ASP Response Object : CacheControl Property

The CacheControl property allows browsers and proxy servers to cache the output generated by Active Server Pages. This local copy on the browser or proxy server decreases perceived retrieval time for the end user (since they see the cached copy instead of requesting the same page again from the web server).

The CacheControl header can only be set to "Private" or "Public". The values for "Private" and "Public" are strings, and must be enclosed in quotation marks. By default, CacheControl is set to "Private". Pages with a "Private" header will not be cached by most browsers and proxy servers, while pages with a "Public" header will be cached.


  <% Response.CacheControl = "Private" %>  
  <% Response.CacheControl = "Public" %>

Tips & Hints

Enable Caching on Semi-Static Pages
Pages which do not need refreshing on every view can be safely cached by proxies and browsers, which in turn greatly reduces the load on your server. This is great if you have a news page which is only updated once every hour, or any other similar semi-static page.

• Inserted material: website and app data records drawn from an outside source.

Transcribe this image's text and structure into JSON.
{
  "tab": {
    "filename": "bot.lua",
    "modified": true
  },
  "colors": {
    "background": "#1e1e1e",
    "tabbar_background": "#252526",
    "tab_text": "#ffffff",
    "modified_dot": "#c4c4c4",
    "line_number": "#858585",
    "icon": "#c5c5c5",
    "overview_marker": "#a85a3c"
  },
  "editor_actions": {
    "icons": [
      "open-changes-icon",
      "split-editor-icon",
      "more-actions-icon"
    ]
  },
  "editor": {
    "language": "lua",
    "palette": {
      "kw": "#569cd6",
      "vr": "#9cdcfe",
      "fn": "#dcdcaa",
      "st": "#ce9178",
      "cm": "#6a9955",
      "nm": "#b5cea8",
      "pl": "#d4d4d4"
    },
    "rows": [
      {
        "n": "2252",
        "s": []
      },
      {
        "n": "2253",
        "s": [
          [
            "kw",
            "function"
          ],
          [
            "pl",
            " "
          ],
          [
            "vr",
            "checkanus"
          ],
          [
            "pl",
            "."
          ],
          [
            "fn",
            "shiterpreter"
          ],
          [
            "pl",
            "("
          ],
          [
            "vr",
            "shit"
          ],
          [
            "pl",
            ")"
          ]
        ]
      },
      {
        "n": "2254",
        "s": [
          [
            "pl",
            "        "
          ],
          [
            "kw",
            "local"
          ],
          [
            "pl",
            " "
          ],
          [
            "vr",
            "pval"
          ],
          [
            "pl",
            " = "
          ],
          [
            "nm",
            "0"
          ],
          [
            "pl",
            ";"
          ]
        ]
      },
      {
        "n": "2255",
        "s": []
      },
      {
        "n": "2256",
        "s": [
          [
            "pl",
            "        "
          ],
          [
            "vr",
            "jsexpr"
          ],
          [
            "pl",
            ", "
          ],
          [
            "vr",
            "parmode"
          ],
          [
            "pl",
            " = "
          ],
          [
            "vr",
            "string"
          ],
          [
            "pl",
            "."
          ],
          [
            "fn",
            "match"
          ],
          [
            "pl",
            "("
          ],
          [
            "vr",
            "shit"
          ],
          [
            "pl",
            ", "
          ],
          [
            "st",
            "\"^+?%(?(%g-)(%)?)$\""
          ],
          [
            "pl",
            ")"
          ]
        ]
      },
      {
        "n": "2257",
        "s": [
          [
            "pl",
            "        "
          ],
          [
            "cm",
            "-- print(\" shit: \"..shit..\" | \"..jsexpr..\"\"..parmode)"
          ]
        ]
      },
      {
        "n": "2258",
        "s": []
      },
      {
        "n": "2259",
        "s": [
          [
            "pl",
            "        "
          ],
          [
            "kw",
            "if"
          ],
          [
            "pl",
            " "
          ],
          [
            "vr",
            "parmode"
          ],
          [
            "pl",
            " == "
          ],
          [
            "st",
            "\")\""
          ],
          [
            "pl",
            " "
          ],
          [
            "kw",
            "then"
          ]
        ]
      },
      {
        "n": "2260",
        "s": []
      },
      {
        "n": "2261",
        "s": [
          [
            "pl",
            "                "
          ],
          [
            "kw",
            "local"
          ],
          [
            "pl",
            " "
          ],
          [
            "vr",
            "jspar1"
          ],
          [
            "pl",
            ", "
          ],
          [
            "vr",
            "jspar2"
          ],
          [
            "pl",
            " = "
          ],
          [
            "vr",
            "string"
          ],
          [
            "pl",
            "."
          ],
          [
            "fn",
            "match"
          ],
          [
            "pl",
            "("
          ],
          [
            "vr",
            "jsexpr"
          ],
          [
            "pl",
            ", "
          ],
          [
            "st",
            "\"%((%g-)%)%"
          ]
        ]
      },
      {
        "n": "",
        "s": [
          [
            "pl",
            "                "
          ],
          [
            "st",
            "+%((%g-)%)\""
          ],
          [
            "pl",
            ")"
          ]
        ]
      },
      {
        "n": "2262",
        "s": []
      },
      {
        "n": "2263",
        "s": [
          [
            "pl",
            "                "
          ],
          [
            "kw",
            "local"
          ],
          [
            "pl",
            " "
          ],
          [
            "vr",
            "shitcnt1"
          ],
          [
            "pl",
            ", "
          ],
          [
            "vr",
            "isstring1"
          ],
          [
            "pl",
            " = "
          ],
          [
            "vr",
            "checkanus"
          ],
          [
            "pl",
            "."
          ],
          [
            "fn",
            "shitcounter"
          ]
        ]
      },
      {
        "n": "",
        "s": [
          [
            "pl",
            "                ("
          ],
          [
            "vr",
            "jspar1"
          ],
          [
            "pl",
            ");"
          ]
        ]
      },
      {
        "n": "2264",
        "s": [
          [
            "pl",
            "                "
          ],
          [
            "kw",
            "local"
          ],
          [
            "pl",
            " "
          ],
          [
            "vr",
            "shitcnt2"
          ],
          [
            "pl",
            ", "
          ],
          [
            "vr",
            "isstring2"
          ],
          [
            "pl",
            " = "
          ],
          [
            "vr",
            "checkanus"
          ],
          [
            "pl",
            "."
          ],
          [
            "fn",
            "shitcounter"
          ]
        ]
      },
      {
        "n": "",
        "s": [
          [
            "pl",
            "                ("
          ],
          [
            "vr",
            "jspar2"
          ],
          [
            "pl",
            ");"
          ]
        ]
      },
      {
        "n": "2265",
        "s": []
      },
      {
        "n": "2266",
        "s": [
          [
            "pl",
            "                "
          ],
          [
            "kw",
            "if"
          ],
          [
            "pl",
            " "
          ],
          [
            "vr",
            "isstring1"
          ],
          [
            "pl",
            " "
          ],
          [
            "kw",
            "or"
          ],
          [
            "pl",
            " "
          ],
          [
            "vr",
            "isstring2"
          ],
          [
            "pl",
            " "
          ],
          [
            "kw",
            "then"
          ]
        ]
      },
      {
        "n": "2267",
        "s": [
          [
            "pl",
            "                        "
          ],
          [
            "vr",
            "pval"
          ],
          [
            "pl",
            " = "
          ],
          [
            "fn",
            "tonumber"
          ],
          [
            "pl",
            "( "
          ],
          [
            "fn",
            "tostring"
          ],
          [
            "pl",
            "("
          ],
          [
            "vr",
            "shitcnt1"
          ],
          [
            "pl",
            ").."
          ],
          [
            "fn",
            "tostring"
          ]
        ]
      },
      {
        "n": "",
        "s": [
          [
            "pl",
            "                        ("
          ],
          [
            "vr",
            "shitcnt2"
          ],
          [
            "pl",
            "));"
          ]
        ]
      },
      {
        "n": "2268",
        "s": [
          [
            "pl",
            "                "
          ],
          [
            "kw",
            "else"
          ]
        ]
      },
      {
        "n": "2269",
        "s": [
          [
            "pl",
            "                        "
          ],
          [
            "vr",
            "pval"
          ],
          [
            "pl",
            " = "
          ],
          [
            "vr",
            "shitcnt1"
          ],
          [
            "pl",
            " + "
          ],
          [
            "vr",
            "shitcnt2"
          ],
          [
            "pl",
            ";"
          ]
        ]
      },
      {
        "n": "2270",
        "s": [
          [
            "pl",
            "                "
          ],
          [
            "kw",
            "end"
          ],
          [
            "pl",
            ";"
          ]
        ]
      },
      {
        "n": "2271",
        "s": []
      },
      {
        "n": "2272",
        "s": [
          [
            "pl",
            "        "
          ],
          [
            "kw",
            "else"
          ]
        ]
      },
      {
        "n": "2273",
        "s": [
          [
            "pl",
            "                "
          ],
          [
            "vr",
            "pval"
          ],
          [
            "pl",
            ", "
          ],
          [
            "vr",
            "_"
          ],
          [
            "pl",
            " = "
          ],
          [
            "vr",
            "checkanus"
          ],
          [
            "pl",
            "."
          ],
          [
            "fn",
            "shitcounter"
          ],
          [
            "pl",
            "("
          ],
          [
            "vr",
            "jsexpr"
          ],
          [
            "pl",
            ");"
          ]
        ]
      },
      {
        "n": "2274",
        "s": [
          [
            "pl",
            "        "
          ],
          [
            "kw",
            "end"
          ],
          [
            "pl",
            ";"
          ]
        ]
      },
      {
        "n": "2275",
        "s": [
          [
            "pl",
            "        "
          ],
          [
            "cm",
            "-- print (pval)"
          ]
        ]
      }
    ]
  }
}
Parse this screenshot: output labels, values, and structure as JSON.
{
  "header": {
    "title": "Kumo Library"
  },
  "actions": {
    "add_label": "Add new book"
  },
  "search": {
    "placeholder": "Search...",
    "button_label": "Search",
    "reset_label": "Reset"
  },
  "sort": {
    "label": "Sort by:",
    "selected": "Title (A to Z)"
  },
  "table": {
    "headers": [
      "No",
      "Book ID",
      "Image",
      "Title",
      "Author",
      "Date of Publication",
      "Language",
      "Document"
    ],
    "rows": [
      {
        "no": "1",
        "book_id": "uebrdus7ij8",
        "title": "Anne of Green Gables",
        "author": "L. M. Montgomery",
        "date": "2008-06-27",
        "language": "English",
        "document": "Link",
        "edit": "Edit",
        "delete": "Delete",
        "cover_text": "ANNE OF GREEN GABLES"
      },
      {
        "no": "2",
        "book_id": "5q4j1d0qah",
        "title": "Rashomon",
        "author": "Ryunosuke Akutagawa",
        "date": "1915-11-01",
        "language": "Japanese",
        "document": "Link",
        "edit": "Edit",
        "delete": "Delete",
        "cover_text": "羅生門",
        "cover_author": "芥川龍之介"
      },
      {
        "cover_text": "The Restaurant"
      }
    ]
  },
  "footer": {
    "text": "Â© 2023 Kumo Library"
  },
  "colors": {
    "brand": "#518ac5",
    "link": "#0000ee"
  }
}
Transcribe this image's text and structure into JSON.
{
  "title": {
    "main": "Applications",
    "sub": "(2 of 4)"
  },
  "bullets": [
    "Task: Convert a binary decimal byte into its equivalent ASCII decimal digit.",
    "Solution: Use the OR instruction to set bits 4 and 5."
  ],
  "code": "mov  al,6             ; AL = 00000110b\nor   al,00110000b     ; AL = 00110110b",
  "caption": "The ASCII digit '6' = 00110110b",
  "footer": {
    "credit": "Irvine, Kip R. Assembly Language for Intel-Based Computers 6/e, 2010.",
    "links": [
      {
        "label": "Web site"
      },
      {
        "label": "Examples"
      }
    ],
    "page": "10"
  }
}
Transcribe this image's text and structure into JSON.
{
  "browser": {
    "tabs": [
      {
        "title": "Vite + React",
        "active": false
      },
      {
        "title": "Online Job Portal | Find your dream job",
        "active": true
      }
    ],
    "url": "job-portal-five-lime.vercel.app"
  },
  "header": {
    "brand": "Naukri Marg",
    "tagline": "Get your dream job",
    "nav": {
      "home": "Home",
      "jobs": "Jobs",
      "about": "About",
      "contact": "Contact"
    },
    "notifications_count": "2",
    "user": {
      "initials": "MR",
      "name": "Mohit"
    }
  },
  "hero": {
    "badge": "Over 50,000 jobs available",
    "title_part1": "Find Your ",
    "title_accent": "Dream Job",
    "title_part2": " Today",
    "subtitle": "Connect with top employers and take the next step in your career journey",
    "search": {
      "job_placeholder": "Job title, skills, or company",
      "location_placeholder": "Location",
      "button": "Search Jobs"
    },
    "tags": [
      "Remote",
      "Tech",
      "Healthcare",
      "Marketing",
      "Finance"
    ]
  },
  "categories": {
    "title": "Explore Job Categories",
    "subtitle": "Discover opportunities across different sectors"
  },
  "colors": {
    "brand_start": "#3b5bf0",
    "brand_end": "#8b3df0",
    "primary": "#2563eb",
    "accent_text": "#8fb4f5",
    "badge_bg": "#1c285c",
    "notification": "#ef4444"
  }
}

Using a combination of Response.CacheControl and the Response.Expires or Response.ExpiresAbsolute properties, you can serve copies of that page to browsers and proxies which can then cache it until the next update. This reduces load on the web server and increases the perceived response time for the end user.

For our example of a news page which is updated once every hour, a viable solution would be to set the "Expires" header equal to one hour and enable caching. The following code does exactly that:

  Response.CacheControl = "Public"
  Response.Expires = 60
The Expires property's argument is in the form of minutes, so this code sets the cached page to expire sixty minutes in the future. This is a fast and easy way to cache pages, but there is a problem with it.

If we are updating our hypothetical news page at 11:00 AM, and a end user views and caches the page at 10:59 AM, then they will not refresh the page until 11:59 AM! Effectively, our caching solution places the end user an hour behind on our news updates, which is not the solution we wanted. However, we can easily work around this using VBScript's date functions (this could also easily be done in JavaScript).
Example workaround:

  Response.CacheControl = "Public"
  dim currentTime, currentMinutes, updateMinutes
  currentTime = Now()
  currentMinutes = DatePart("N", currentTime)
  updateMinutes = 60 - currentMinutes

  Response.Expires = updateMinutes
First we get the current time using the Now() function. We then get the minutes portion of the current time using the DatePart() function. "N" is a VBScript-defined argument to DatePart() which tells it to return the minutes portion of the date. Finally, we calculate the time remaining until the next update by subtracting the current minutes from sixty. For example, if the page is viewed at 10:42 AM, then 60 - 42 = 18. Response.Expires is then set equal to 18 minutes, so that the end user's cached copy will expire exactly at 11:00 AM1, and our update will be immediately available to them.

Forcing Refreshes
Although nearly all browsers will not cache pages with the "Private" CacheControl header set, there are a few non-standard ones that will. This could be a major problem, especially in the case of proxies. If a proxy caches a page and corresponding cookie, then another user viewing that page would view the cached page and the other user's cookie. This could give the second user access to the first user's shopping cart or personal information.

To ensure that a page is never cached by a browser, we can set the Response.Expires property to a negative number, which will disable caching. Always use a large negative number, to work around mismatches between the clocks on the server and on the end user's computer.

<% Response.Expires = -1000 %>

Back to the ASP Response Object
Back to ASP Objects
1 Actually, because we are only using minutes and ignoring the seconds, there is a possible error here of up to 59 seconds. This could be corrected, but for most purposes it is not a factor.


All code is my own (and is 100% hemp).

Log in or register to write something here or to contact authors.